Date: Wednesday, September 19, 2018
Ghadeer Khuffash is a women’s rights activist with years of experience in education, vocational training and workforce development. She is now the CEO of Jordan Education for Employment (JEFE), a non-profit organization with a presence across the Middle East and North Africa that trains youth, places them in jobs in the private sector and provides micro-entrepreneurship training. JEFE is currently partnering with UN Women to improve the economic welfare of at least 1,000 refugee and Jordanian women by providing them with income-generating opportunities. The initiative is part of the regional programme “Strengthening the Resilience of Syrian Women and Girls and Host Communities in Iraq, Jordan and Turkey”—implemented by UN Women and the European Union under the Regional Trust Fund in Response to the Syrian Crisis (MADAD).
- Women in Jordan, especially young women, are confronted with several challenges in accessing the job market. What’s behind this gap?
The main obstacles for women to access the labour market are rooted in culture. We all learned in school books (whether directly or indirectly) that a woman’s place is at home, raising kids and cooking for the males of the family. We also learned that working in a mixed gender environment is frowned upon. Another deterrent to women’s employment is the weak public transportation system and the lack of nurseries or child care options. There is also weak legislation when it comes to providing incentives for women to work. For example, social welfare laws are biased; for instance, if a woman dies, the husband doesn’t inherit any money.
- Job security and retention are even more critical for women living in marginalized areas and in poverty. What strategies can be put in place to support them?
In order to increase the workplace retention rate among women, it would be important to build a provisional fund mechanism that is subject to the years of service, as well as to establish a clear incentives and career growth system for women who stay on the job.
- What are the most in-demand and fast-growing job opportunities for women in Jordan?
That depends on the level of skills or education required for certain jobs. For university degree-holders, the fastest-growing job opportunities are in medicine, information and communications technology, and specific areas of the hospitality industry. For women without a university-degree, the garment industry is growing, as are jobs in service and hospitality (including housekeeping in hospitals and hotels).
- What role can community-based organizations play in supporting young women job-seekers?

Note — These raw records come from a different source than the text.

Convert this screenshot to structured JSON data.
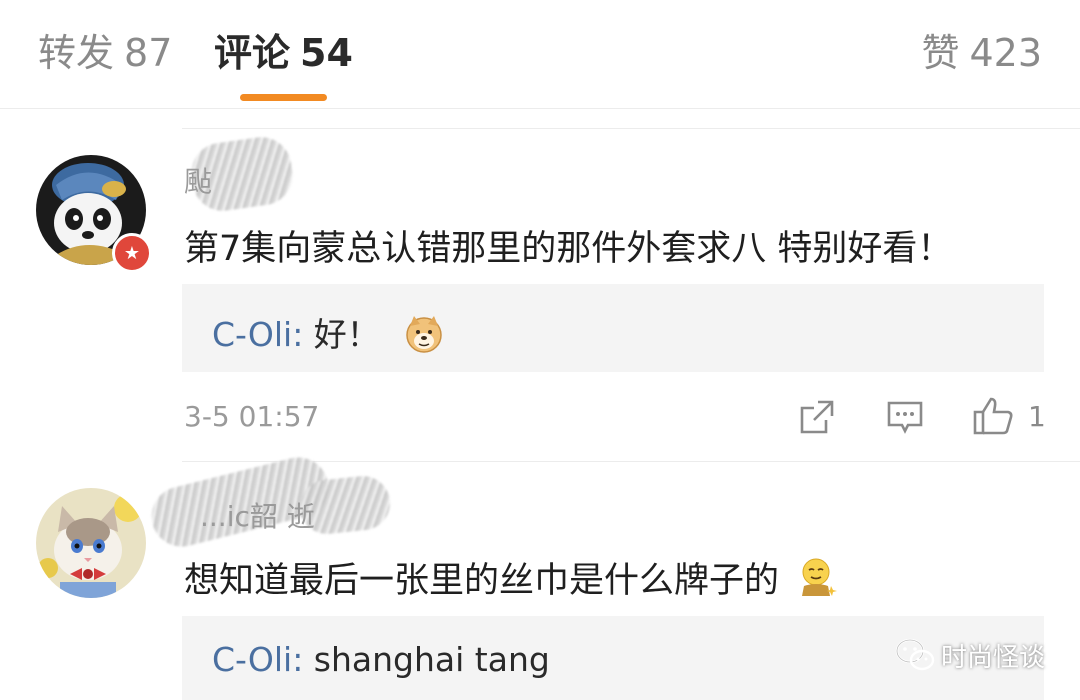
{
  "tabs": [
    {
      "label": "转发",
      "count": "87"
    },
    {
      "label": "评论",
      "count": "54"
    }
  ],
  "likes_tab": {
    "label": "赞",
    "count": "423"
  },
  "comments": [
    {
      "username": "颭",
      "text": "第7集向蒙总认错那里的那件外套求八 特别好看！",
      "reply": {
        "author": "C-Oli",
        "separator": ": ",
        "content": "好！",
        "emoji": "doge-emoji"
      },
      "time": "3-5 01:57",
      "like_count": "1"
    },
    {
      "username": "...ic韶 逝",
      "text": "想知道最后一张里的丝巾是什么牌子的",
      "text_emoji": "thinking-emoji",
      "reply": {
        "author": "C-Oli",
        "separator": ": ",
        "content": "shanghai tang"
      }
    }
  ],
  "watermark": {
    "text": "时尚怪谈"
  },
  "colors": {
    "accent": "#f28a22",
    "link": "#4a6fa0",
    "badge": "#e0473b"
  }
}
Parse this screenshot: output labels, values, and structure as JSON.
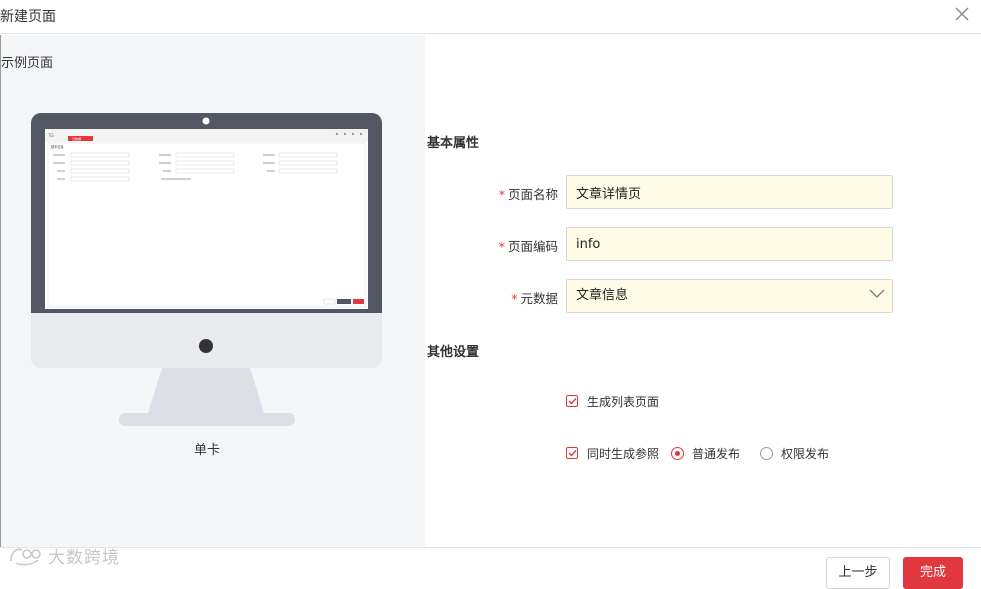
{
  "dialog": {
    "title": "新建页面"
  },
  "preview": {
    "label": "示例页面",
    "caption": "单卡",
    "mini_ui": {
      "logo": "TG",
      "tab": "元数据",
      "panel_title": "基本信息"
    }
  },
  "basic": {
    "title": "基本属性",
    "page_name_label": "页面名称",
    "page_name_value": "文章详情页",
    "page_code_label": "页面编码",
    "page_code_value": "info",
    "metadata_label": "元数据",
    "metadata_value": "文章信息"
  },
  "other": {
    "title": "其他设置",
    "gen_list_label": "生成列表页面",
    "gen_ref_label": "同时生成参照",
    "publish_normal": "普通发布",
    "publish_permission": "权限发布"
  },
  "footer": {
    "prev": "上一步",
    "done": "完成"
  },
  "watermark": {
    "text": "大数跨境"
  },
  "colors": {
    "accent": "#e0383e",
    "input_bg": "#fffbe6",
    "monitor": "#535663",
    "pane_bg": "#f5f6f8"
  }
}
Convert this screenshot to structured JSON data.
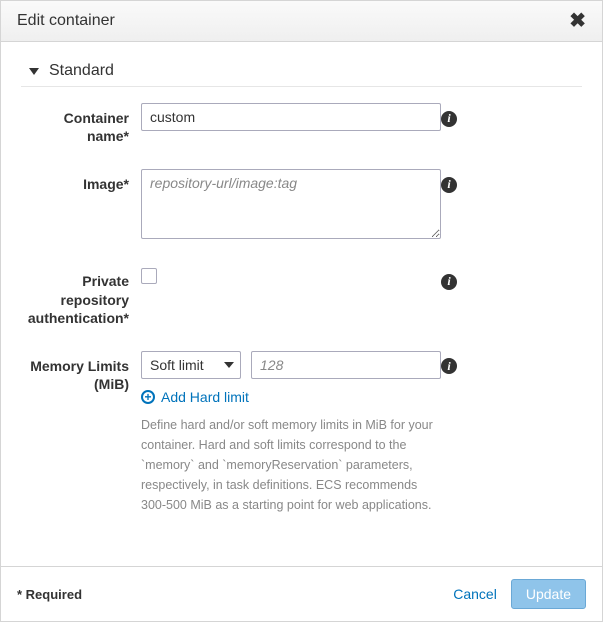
{
  "dialog": {
    "title": "Edit container",
    "close_symbol": "✖"
  },
  "section": {
    "title": "Standard"
  },
  "fields": {
    "container_name": {
      "label": "Container name*",
      "value": "custom"
    },
    "image": {
      "label": "Image*",
      "placeholder": "repository-url/image:tag",
      "value": ""
    },
    "private_repo": {
      "label": "Private repository authentication*",
      "checked": false
    },
    "memory": {
      "label": "Memory Limits (MiB)",
      "select_value": "Soft limit",
      "input_placeholder": "128",
      "add_link": "Add Hard limit",
      "help": "Define hard and/or soft memory limits in MiB for your container. Hard and soft limits correspond to the `memory` and `memoryReservation` parameters, respectively, in task definitions.\nECS recommends 300-500 MiB as a starting point for web applications."
    }
  },
  "footer": {
    "required": "* Required",
    "cancel": "Cancel",
    "update": "Update"
  }
}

Community-based organizations can play a critical role in spurring women job-seekers; for example, by offering awareness-raising sessions on the importance of accessing the job market, to help undo the bias reinforcement young women get in schools. They also play an important advocacy role, by lobbying to change legislation. Furthermore, they can provide essential training for women (including on soft skills, English and vocational training).
- Tell us about the UN Women and JEFE partnership, which will focus on empowering 1,000 women in Jordan. How will it work and what will it do?

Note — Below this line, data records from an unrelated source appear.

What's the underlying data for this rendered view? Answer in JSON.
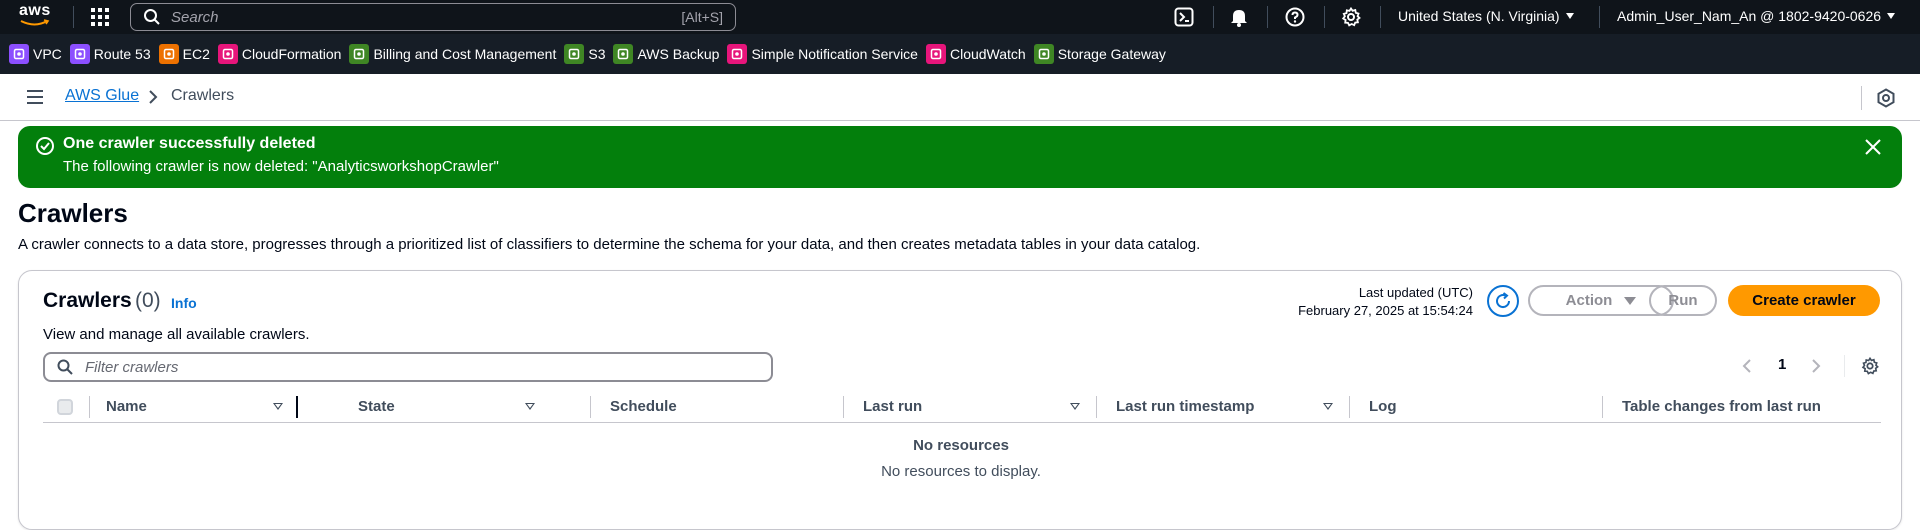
{
  "topbar": {
    "logo_text": "aws",
    "search_placeholder": "Search",
    "search_shortcut": "[Alt+S]",
    "region": "United States (N. Virginia)",
    "account": "Admin_User_Nam_An @ 1802-9420-0626",
    "icons": [
      "cloudshell-icon",
      "bell-icon",
      "help-icon",
      "gear-icon"
    ]
  },
  "favorites": [
    {
      "label": "VPC",
      "color": "#8c4fff"
    },
    {
      "label": "Route 53",
      "color": "#8c4fff"
    },
    {
      "label": "EC2",
      "color": "#ed7100"
    },
    {
      "label": "CloudFormation",
      "color": "#e7157b"
    },
    {
      "label": "Billing and Cost Management",
      "color": "#3f8624"
    },
    {
      "label": "S3",
      "color": "#3f8624"
    },
    {
      "label": "AWS Backup",
      "color": "#3f8624"
    },
    {
      "label": "Simple Notification Service",
      "color": "#e7157b"
    },
    {
      "label": "CloudWatch",
      "color": "#e7157b"
    },
    {
      "label": "Storage Gateway",
      "color": "#3f8624"
    }
  ],
  "breadcrumb": {
    "parent": "AWS Glue",
    "current": "Crawlers"
  },
  "flash": {
    "title": "One crawler successfully deleted",
    "message": "The following crawler is now deleted: \"AnalyticsworkshopCrawler\"",
    "color": "#037f0c"
  },
  "page": {
    "title": "Crawlers",
    "description": "A crawler connects to a data store, progresses through a prioritized list of classifiers to determine the schema for your data, and then creates metadata tables in your data catalog."
  },
  "panel": {
    "title": "Crawlers",
    "count": "(0)",
    "info": "Info",
    "subtitle": "View and manage all available crawlers.",
    "last_updated_label": "Last updated (UTC)",
    "last_updated_value": "February 27, 2025 at 15:54:24",
    "action_label": "Action",
    "run_label": "Run",
    "create_label": "Create crawler",
    "accent_color": "#ff9900",
    "filter_placeholder": "Filter crawlers",
    "page_number": "1",
    "columns": [
      "Name",
      "State",
      "Schedule",
      "Last run",
      "Last run timestamp",
      "Log",
      "Table changes from last run"
    ],
    "empty_title": "No resources",
    "empty_message": "No resources to display."
  }
}
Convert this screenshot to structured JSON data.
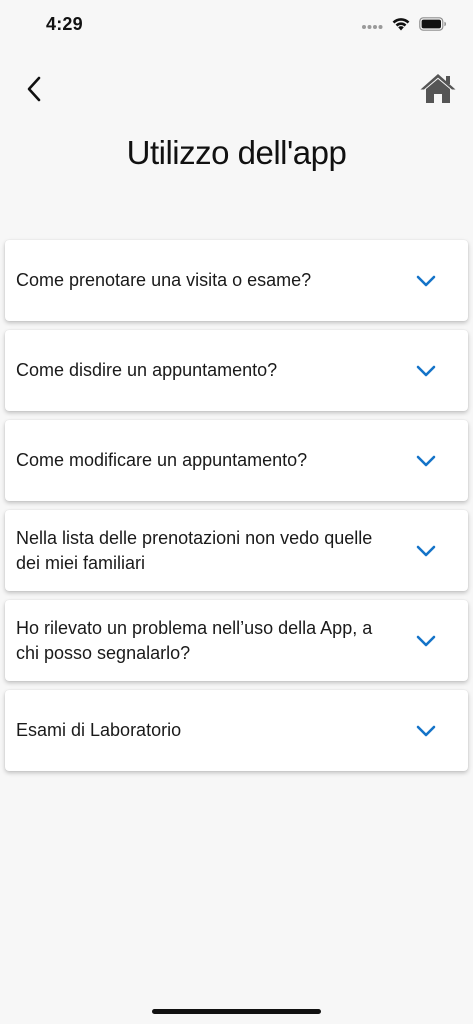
{
  "status": {
    "time": "4:29",
    "icons": [
      "signal-dots-icon",
      "wifi-icon",
      "battery-icon"
    ]
  },
  "nav": {
    "back_icon": "chevron-left-icon",
    "home_icon": "home-icon"
  },
  "title": "Utilizzo dell'app",
  "colors": {
    "background": "#f7f7f7",
    "card": "#ffffff",
    "accent": "#1473c8",
    "home_icon": "#555555"
  },
  "faq": {
    "items": [
      {
        "question": "Come prenotare una visita o esame?"
      },
      {
        "question": "Come disdire un appuntamento?"
      },
      {
        "question": "Come modificare un appuntamento?"
      },
      {
        "question": "Nella lista delle prenotazioni non vedo quelle dei miei familiari"
      },
      {
        "question": "Ho rilevato un problema nell’uso della App, a chi posso segnalarlo?"
      },
      {
        "question": "Esami di Laboratorio"
      }
    ]
  }
}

In partnership with UN Women, JEFE will provide income-generating opportunities for at least 1,000 unemployed Jordanian and Syrian women from low socio-economic backgrounds in Tafileh, East Amman, Zarqa, Karak and Ma’an. We will seek to improve their economic welfare and boost the workforce participation of women in Jordan.
To achieve the desired change, we intend to simultaneously operate three different training programmes, namely: a Job Training and Placement Programme, Career Direction for university graduates, and a Micro-Entrepreneurship Programme. We understand our strategic objective (the improvement of economic opportunities for young women) as a crucial step towards achieving a broader long-term vision—which is the realization of sustainable, inclusive and equitable economic growth.
Our approach is based on the overarching assumption that enhancing women’s economic situation would trigger a ripple effect, whereby young women will eventually become real agents of change. This would have positive socio-economic impacts not only on themselves and their families but also on their societies.